Fears over sheep deaths in snow in north Wales
- 26 March 2013
- From the section Wales
Heavy snow has trapped sheep across north Wales, leading to fears hundreds could die in the freezing conditions.
The Farmers' Union of Wales (FAW) said farmers had their work cut out keeping the sheep they could still see alive, let alone trying to rescue others buried under drifts of 15ft (4.57m).
One hill farmer in Conwy said his sheepdog had helped him find and rescue 70 ewes in the past two days.
The unseasonable cold spell is forecast to continue until the weekend.
Gareth Wyn Jones, who has 3,500 sheep at his farm in Llanfairfechan, Conwy, said after three days of work they had little hope of finding more animals alive.
"The rescue job is coming to more of a salvage job. It's not very easy," he told the BBC News website.
Mr Jones was full of praise for his seven-year-old sheepdog Eryri Cap, who he said was responsible for every rescue they had performed.
"I couldn't have done it without him. He's saved every single sheep we have saved. There was a drift here 12ft high with no air holes and he found sheep I would never have dreamed could have been under there.
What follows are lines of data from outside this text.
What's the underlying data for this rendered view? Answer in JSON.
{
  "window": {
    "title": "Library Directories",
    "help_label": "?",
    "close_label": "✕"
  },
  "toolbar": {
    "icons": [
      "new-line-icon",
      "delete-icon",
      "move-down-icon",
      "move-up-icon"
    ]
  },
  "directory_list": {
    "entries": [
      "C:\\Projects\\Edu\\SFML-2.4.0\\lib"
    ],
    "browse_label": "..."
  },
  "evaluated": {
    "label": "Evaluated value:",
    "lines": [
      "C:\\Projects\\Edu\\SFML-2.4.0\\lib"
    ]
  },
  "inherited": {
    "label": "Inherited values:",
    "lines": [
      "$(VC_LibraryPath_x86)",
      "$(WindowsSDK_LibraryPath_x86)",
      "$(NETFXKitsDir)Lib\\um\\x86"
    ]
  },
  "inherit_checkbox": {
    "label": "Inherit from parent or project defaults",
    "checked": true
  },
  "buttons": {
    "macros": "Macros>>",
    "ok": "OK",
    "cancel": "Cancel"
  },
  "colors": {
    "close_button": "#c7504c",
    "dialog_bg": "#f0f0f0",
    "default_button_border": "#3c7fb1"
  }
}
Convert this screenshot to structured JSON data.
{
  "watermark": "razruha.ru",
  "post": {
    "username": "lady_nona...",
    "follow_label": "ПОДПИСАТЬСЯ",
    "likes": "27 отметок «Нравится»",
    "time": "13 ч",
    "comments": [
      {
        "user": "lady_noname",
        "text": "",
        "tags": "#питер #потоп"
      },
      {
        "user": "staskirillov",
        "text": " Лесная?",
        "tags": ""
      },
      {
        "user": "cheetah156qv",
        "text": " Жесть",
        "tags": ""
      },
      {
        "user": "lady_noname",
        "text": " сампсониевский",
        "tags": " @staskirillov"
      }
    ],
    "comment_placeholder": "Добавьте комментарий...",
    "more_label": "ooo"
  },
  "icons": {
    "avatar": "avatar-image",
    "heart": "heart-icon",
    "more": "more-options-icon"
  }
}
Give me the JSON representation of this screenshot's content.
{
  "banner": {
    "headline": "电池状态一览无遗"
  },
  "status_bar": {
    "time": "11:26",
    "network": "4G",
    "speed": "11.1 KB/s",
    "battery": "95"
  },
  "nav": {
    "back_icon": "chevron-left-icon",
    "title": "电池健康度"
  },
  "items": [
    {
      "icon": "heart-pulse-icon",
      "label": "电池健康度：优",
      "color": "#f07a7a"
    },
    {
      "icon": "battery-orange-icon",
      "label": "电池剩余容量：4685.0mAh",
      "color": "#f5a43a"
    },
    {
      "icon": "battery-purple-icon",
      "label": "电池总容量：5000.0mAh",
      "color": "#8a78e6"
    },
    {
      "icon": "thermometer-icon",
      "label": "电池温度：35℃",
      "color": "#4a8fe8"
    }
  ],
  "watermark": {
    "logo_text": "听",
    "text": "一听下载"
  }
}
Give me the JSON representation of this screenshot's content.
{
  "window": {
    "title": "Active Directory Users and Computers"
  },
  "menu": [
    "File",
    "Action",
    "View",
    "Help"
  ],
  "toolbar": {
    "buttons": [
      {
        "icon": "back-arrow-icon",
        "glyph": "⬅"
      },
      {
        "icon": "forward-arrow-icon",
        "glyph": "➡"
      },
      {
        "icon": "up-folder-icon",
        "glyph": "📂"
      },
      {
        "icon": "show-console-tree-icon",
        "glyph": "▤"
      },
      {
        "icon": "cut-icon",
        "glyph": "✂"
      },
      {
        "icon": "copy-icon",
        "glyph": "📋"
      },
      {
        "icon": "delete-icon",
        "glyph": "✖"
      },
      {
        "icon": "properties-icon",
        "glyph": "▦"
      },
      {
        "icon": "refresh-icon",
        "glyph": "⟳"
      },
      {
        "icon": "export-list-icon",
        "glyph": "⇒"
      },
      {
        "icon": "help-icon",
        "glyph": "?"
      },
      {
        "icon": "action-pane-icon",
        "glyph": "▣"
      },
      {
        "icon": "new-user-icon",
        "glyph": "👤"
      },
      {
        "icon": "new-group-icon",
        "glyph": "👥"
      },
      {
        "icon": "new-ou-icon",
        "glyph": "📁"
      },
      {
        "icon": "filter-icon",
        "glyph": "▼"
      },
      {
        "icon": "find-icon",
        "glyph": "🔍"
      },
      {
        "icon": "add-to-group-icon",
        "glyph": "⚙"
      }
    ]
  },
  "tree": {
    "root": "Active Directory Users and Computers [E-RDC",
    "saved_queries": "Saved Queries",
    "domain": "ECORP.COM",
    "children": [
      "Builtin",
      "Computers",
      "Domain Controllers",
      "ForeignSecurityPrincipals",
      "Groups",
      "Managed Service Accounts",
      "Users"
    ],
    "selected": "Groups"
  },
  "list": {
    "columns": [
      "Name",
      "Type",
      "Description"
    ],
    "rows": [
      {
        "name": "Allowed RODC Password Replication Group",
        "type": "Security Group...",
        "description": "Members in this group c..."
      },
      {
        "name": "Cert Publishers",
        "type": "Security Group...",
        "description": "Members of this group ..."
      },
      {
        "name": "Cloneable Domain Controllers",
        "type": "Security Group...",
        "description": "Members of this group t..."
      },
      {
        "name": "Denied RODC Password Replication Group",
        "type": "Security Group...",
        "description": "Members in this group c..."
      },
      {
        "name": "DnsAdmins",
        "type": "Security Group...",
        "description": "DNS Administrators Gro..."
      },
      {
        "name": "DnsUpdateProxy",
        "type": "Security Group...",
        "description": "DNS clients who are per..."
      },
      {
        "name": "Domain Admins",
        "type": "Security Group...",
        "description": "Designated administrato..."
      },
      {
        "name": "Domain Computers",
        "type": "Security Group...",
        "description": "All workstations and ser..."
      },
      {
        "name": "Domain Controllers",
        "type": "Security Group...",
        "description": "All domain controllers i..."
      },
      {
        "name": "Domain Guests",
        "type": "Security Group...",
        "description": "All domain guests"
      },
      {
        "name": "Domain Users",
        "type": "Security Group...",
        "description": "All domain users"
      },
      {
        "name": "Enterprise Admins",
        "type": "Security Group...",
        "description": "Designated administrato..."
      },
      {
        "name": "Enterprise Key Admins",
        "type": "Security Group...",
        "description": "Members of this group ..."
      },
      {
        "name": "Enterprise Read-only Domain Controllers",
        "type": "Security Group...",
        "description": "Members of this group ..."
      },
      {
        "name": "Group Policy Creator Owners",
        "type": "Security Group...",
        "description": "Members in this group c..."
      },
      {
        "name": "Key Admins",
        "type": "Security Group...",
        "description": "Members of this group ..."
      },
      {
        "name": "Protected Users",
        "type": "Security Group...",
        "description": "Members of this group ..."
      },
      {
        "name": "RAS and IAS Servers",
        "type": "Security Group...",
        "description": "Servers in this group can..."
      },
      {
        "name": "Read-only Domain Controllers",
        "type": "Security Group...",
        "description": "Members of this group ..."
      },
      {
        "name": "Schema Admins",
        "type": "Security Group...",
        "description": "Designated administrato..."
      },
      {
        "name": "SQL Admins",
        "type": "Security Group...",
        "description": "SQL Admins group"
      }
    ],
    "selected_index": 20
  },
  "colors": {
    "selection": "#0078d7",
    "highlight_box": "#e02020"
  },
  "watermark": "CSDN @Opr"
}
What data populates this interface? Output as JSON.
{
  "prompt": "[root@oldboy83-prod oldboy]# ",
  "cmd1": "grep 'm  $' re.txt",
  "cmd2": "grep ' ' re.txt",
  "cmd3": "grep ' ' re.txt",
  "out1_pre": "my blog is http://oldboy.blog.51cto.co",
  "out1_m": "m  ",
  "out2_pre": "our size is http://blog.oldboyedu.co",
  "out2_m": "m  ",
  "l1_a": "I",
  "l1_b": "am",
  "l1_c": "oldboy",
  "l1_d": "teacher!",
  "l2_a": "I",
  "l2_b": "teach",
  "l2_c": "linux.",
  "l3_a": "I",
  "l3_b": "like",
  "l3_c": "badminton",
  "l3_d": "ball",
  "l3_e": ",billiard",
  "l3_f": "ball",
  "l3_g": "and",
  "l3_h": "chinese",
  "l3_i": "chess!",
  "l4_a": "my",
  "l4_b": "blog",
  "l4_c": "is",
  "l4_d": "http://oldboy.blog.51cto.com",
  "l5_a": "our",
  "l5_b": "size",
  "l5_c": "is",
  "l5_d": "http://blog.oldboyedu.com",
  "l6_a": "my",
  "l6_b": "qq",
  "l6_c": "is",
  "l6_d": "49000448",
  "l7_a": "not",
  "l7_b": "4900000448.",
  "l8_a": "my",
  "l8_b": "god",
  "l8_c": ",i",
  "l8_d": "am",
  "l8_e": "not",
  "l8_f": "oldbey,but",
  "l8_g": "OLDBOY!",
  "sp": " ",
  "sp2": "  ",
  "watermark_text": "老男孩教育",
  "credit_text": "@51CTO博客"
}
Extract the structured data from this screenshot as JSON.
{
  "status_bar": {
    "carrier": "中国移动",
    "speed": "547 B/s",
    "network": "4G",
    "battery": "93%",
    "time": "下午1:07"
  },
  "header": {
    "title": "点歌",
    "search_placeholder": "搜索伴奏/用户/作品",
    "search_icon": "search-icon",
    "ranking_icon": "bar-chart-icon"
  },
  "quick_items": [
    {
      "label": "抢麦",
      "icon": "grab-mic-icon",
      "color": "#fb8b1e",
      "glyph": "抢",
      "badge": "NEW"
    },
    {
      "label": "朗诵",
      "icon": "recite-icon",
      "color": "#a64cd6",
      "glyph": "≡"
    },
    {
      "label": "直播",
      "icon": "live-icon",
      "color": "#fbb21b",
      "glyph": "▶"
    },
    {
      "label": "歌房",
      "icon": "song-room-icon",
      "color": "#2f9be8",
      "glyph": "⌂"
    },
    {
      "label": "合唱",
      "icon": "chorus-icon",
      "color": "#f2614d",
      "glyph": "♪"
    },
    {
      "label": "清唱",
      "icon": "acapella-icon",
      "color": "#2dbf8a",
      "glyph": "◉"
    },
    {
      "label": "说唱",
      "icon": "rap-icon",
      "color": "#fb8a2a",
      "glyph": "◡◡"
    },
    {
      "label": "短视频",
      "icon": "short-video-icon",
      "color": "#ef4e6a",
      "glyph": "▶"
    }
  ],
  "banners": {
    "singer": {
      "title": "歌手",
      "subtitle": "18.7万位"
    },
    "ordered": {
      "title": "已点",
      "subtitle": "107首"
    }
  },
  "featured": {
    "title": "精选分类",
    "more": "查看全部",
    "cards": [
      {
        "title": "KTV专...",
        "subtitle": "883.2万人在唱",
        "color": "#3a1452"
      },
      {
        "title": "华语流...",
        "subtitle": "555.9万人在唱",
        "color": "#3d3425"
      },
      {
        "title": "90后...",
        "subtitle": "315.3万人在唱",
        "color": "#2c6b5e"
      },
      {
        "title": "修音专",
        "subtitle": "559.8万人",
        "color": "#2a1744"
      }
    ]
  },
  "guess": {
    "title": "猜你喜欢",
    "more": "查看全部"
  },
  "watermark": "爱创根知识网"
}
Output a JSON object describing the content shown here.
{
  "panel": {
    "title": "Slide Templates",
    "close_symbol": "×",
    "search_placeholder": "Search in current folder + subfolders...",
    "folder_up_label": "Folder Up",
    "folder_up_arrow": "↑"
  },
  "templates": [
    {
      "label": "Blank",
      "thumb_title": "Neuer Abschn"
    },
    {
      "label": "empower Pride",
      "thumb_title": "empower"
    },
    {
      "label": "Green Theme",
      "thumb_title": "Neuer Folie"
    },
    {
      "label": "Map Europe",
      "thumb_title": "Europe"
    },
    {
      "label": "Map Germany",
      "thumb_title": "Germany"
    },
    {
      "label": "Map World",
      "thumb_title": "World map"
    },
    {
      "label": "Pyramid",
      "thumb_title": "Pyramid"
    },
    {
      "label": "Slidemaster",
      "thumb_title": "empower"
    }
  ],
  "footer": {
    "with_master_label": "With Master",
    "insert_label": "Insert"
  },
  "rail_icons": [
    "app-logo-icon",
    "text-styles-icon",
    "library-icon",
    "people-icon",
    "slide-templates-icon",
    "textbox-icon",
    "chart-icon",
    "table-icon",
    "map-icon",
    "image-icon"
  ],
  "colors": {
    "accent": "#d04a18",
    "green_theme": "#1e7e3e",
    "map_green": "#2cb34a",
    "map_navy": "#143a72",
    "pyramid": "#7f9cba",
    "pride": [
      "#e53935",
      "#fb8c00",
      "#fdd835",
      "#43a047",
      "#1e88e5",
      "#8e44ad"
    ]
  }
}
"He's never done it before. We've never had snow like this but he just came naturally to it."
No end to freeze
Gwyn Williams, FUW area manager for Conwy, said: "There is no thaw in sight and people can't just move around either and see the entire farm because of the drifts.
"They are 10-15ft in some place. Virtually the whole of north Wales is in the same boat."
He said nobody would know the amount of sheep lost until they were able to get access to them.
"Their work is cut out just trying to keep what they can see alive," he added.
"The place looks different. You can't really imagine what it is without being there yourself. I have seen it with my own eyes."
He said sheep could survive for weeks in the snow if necessary, especially if they were in groups as the immediate snow around them would melt and they would resort to eating each other's wool to stay alive.
However, once they were rescued they tended not to survive for long after in his experience.
Mr Williams said the worrying aspect was that the freeze had no prospect of an immediate end. "We can cope for two to three days, but anything longer than that we can't manage."
At present he had not heard many reports of problems with feed deliveries, but said that a few days more "would create some problems", and added that collecting milk could become difficult, which would leave farmers in the position of having to pour away their supplies.